Purpose of review: We will review the evidence that hematopoietic stem cell transplantation is well tolerated and effective in HIV-1-infected individuals with high-risk hematologic malignancies. We will discuss the challenges of using blood and marrow transplant strategies in this population, as well as the potential impact that hematopoietic stem cell transplantation has on HIV-1 reservoirs and persistence.
Recent findings: Advances in stem cell transplantation and the success of antiretroviral therapy (ART) have made it possible to extend curative cancer therapy to HIV-1-infected individuals with aggressive lymphoma and leukemia. Outcomes of autologous hematopoietic stem cell transplantation in HIV-1-infected individuals are similar to the general population. In allogeneic hematopoietic stem cell transplantation (alloHSCT), there are a growing number of successful case reports and the first national trial is ongoing. Infectious complications do not appear to be increased in patients on effective ART; however, drug interactions and drug interruptions are common. There is also renewed interest in the possibility that alloHSCT could lead to HIV-1 cure.

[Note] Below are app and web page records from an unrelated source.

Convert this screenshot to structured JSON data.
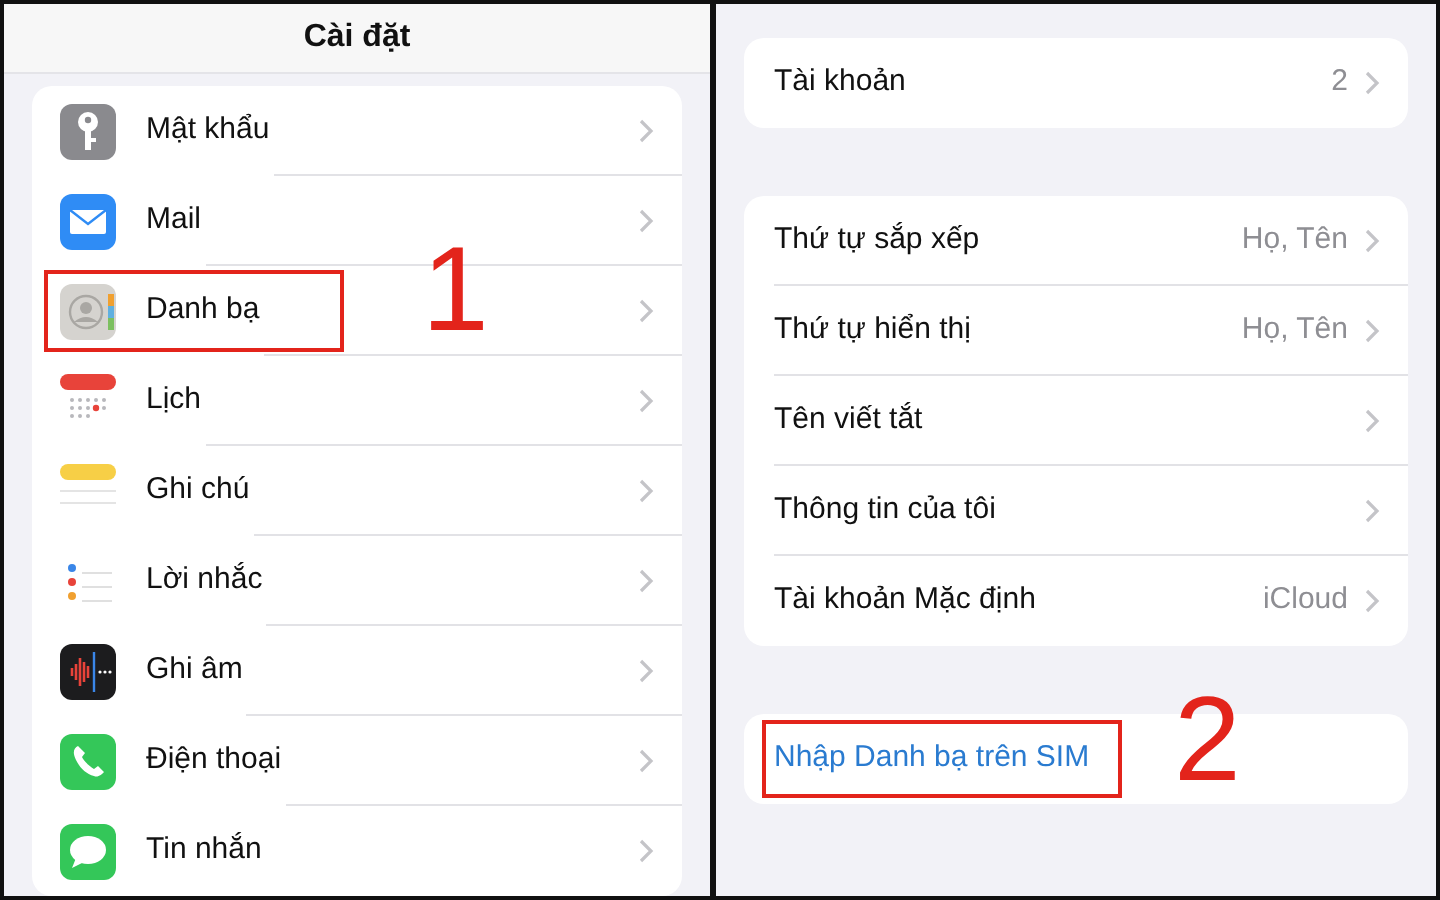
{
  "left": {
    "title": "Cài đặt",
    "items": [
      {
        "kind": "key",
        "label": "Mật khẩu",
        "highlighted": false
      },
      {
        "kind": "mail",
        "label": "Mail",
        "highlighted": false
      },
      {
        "kind": "contacts",
        "label": "Danh bạ",
        "highlighted": true,
        "step": "1"
      },
      {
        "kind": "calendar",
        "label": "Lịch",
        "highlighted": false
      },
      {
        "kind": "notes",
        "label": "Ghi chú",
        "highlighted": false
      },
      {
        "kind": "reminders",
        "label": "Lời nhắc",
        "highlighted": false
      },
      {
        "kind": "voice",
        "label": "Ghi âm",
        "highlighted": false
      },
      {
        "kind": "phone",
        "label": "Điện thoại",
        "highlighted": false
      },
      {
        "kind": "messages",
        "label": "Tin nhắn",
        "highlighted": false
      }
    ]
  },
  "right": {
    "groups": [
      {
        "rows": [
          {
            "kind": "nav",
            "label": "Tài khoản",
            "value": "2",
            "highlighted": false
          }
        ]
      },
      {
        "rows": [
          {
            "kind": "nav",
            "label": "Thứ tự sắp xếp",
            "value": "Họ, Tên",
            "highlighted": false
          },
          {
            "kind": "nav",
            "label": "Thứ tự hiển thị",
            "value": "Họ, Tên",
            "highlighted": false
          },
          {
            "kind": "nav",
            "label": "Tên viết tắt",
            "highlighted": false
          },
          {
            "kind": "nav",
            "label": "Thông tin của tôi",
            "highlighted": false
          },
          {
            "kind": "nav",
            "label": "Tài khoản Mặc định",
            "value": "iCloud",
            "highlighted": false
          }
        ]
      },
      {
        "rows": [
          {
            "kind": "link",
            "label": "Nhập Danh bạ trên SIM",
            "highlighted": true,
            "step": "2"
          }
        ]
      }
    ]
  }
}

Summary: HIV-1 infection is not a contraindication to blood and marrow transplantation and may offer unique benefits. Particular attention to preventing infectious complications, drug interactions, and drug interruptions in this patient population is required.